Interns get a taste of real-world workplace
By Rachael Scarborough King, Register Staff
Aug. 3, 2008
For many high school and college students, a typical summer job might be camp counselor or lifeguard for a local town.
Ashton Killilea, a recent Southern Connecticut State University graduate, has spent her summer overseeing camp counselors, lifeguards, and others as a program coordinator for the Guilford Parks and Recreation Department.
The job allows Killilea, who graduated in May, to earn the last credits needed for her recreation major, which requires students to complete 12-week internships. She interned in Guilford last summer as well, although this year, she has taken on more responsibilities.
Killilea, 22, said that the internships have afforded her real-world experience in the field she hopes to pursue. This summer, her duties include booking trips for the town’s camps, organizing special events, coordinating swim lessons and overseeing lifeguards.
“This is hands-on, you’re actually in it, you’re living it,” she said. “It’s not just a mock presentation in class.”
Guilford Parks and Recreation Director Rick Maynard said that the department has had one or two interns, usually from SCSU, almost every summer for the past decade. Former intern Tracy Guliani now works for the town as a program coordinator, and others have gone on to jobs in several Connecticut town’s recreation departments.
While a job in town government may not seem like the usual summer internship – which have become common for students looking for a foot in the door in their desired industries – towns throughout the region hire students for jobs in City Hall.
This year, Guilford Parks and Recreation hired another SCSU student, Morgan Aery, who has been overseeing the town’s camp for seventh- and eighth-graders.
Maynard said that he tries to give the interns a feel for many different aspects of working in a Parks and Recreation Department, from spending a day with maintenance workers to attending staff meetings and learning how to use the department’s registration software. Interns have also completed special projects, he said, like a history of the department that it now uses in a brochure.
“They can get a pretty broad experience because we have the parks, we have the seniors as part of us – a lot of town’s seniors are (a separate department),” Maynard said. “Our interns are not interns in our mind, they’re part of the staff just like anyone else.”
Other towns in the region employ students in recreation departments and other areas.

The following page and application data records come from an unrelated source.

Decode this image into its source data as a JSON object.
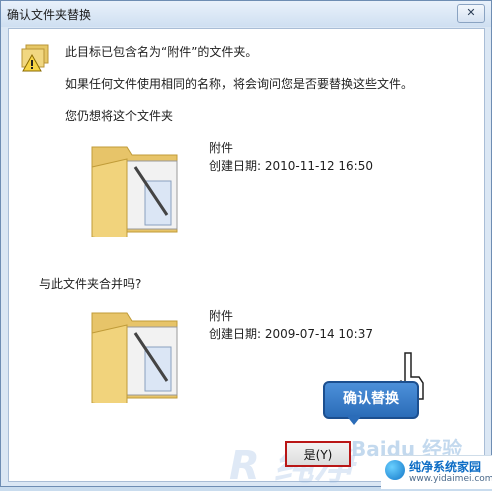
{
  "window": {
    "title": "确认文件夹替换",
    "close_label": "✕"
  },
  "dialog": {
    "line1": "此目标已包含名为“附件”的文件夹。",
    "line2": "如果任何文件使用相同的名称，将会询问您是否要替换这些文件。",
    "prompt_keep": "您仍想将这个文件夹",
    "prompt_merge": "与此文件夹合并吗?",
    "folder_top": {
      "name": "附件",
      "date_label": "创建日期: 2010-11-12 16:50"
    },
    "folder_bottom": {
      "name": "附件",
      "date_label": "创建日期: 2009-07-14 10:37"
    },
    "yes_button_label": "是(Y)"
  },
  "annotation": {
    "callout_text": "确认替换"
  },
  "watermarks": {
    "baidu": "Baidu 经验",
    "r_mark": "R 纯净"
  },
  "brand": {
    "name": "纯净系统家园",
    "url": "www.yidaimei.com"
  }
}
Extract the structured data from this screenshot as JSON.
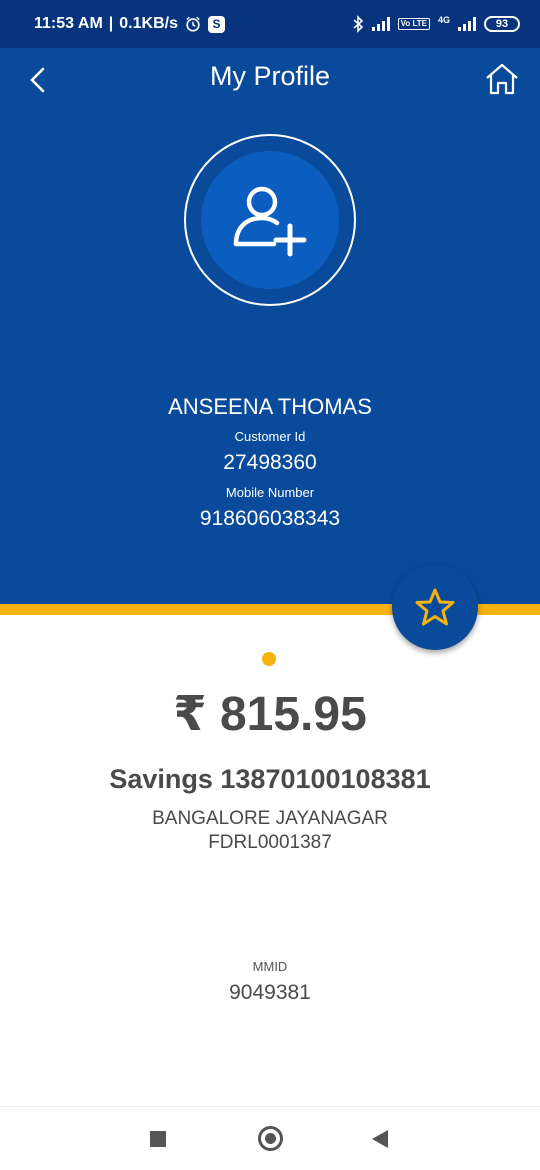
{
  "status_bar": {
    "time": "11:53 AM",
    "separator": "|",
    "data_speed": "0.1KB/s",
    "battery": "93",
    "network": "4G",
    "volte": "Vo LTE",
    "icons": [
      "alarm-icon",
      "skype-icon",
      "bluetooth-icon",
      "signal-icon",
      "volte-icon",
      "battery-icon"
    ]
  },
  "header": {
    "title": "My Profile",
    "back_icon": "chevron-left-icon",
    "home_icon": "home-icon"
  },
  "profile": {
    "avatar_icon": "add-user-icon",
    "name": "ANSEENA THOMAS",
    "customer_id_label": "Customer Id",
    "customer_id": "27498360",
    "mobile_label": "Mobile Number",
    "mobile": "918606038343"
  },
  "favorite_icon": "star-icon",
  "account": {
    "balance": "₹ 815.95",
    "account_line": "Savings 13870100108381",
    "branch": "BANGALORE JAYANAGAR",
    "ifsc": "FDRL0001387",
    "mmid_label": "MMID",
    "mmid": "9049381"
  },
  "colors": {
    "primary": "#0a4a9a",
    "status_bar": "#07347d",
    "accent": "#f6b30f",
    "text": "#4a4a4a"
  }
}
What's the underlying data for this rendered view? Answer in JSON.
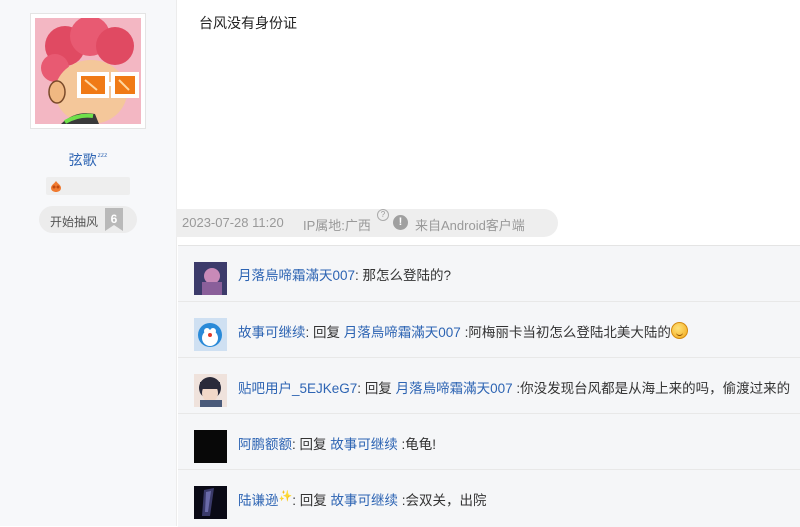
{
  "author": {
    "username": "弦歌",
    "username_suffix": "ᶻᶻᶻ",
    "lottery_label": "开始抽风",
    "lottery_count": "6"
  },
  "post": {
    "text": "台风没有身份证",
    "timestamp": "2023-07-28 11:20",
    "ip_location": "IP属地:广西",
    "help_glyph": "?",
    "warn_glyph": "!",
    "client": "来自Android客户端"
  },
  "comments": [
    {
      "user": "月落烏啼霜滿天007",
      "sep": ": ",
      "reply_word": "",
      "reply_to": "",
      "text": "那怎么登陆的?"
    },
    {
      "user": "故事可继续",
      "sep": ": ",
      "reply_word": "回复 ",
      "reply_to": "月落烏啼霜滿天007",
      "text": " :阿梅丽卡当初怎么登陆北美大陆的"
    },
    {
      "user": "贴吧用户_5EJKeG7",
      "sep": ": ",
      "reply_word": "回复 ",
      "reply_to": "月落烏啼霜滿天007",
      "text": " :你没发现台风都是从海上来的吗，偷渡过来的"
    },
    {
      "user": "阿鹏额额",
      "sep": ": ",
      "reply_word": "回复 ",
      "reply_to": "故事可继续",
      "text": " :龟龟!"
    },
    {
      "user": "陆谦逊",
      "user_suffix": "✨",
      "sep": ": ",
      "reply_word": "回复 ",
      "reply_to": "故事可继续",
      "text": " :会双关，出院"
    }
  ],
  "colors": {
    "link": "#2d64b3",
    "meta_text": "#999999",
    "comment_bg": "#f5f6f8"
  }
}
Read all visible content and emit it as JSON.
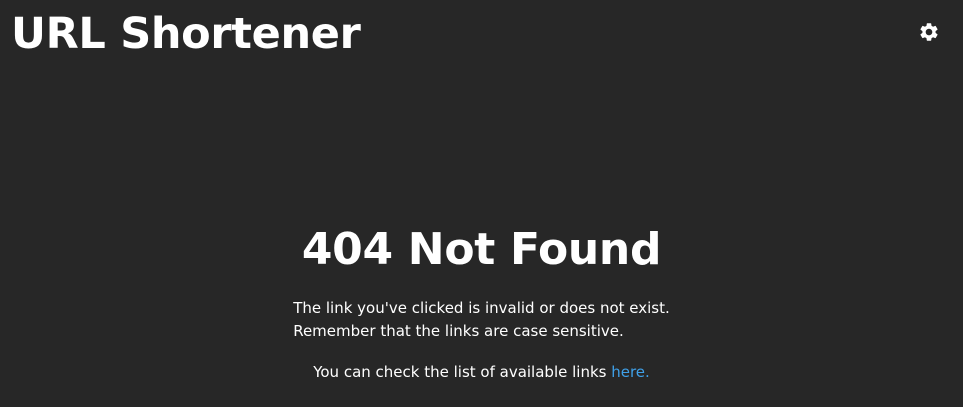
{
  "header": {
    "title": "URL Shortener",
    "settings_icon": "gear-icon"
  },
  "main": {
    "heading": "404 Not Found",
    "message_line_1": "The link you've clicked is invalid or does not exist.",
    "message_line_2": "Remember that the links are case sensitive.",
    "links_text": "You can check the list of available links ",
    "links_link_text": "here."
  },
  "colors": {
    "background": "#272727",
    "text": "#ffffff",
    "link": "#3fa0e8"
  }
}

West Haven’s Summer Youth Employment Program provides five-week-long jobs to 118 West Haven residents. The program is open to 14- through 18-year-olds who do maintenance at the city’s schools, clerical work in City Hall, beach patrol cleanup and food preparation for local camps.
Jim Eagan, the director of the program, said that the goal is to keep kids occupied during summer, and offer them some job experience. About half of the positions are filled based on income guidelines, providing jobs for lower-income students.
“A lot of these kids are first-year employment, it’s their first experience working,” Eagan said. “The kids are taught to get to work on time, how to fill out a time sheet, how to follow directions, how to work with peers.”
Eagan added that he strives to assign participants, who work 20 hours a week, to jobs in their area of interest. This year, he said, there were more than 130 people on the waiting list for the program.
“We try to employ as many kids as we can,” he said. “Not every kid who applies gets a job, which is unfortunate, but that’s the nature of the budget.”
With her internship wrapping up in a few weeks, Killilea is now looking for a full-time job in local recreation departments. She said that her supervisors in Guilford have been very helpful in her job search.
“This is definitely what I want to do,” she said. “I like event planning and coordinating and things like that. I don’t really know where I see myself in five years, but I can probably almost say that it’s in a recreation department.”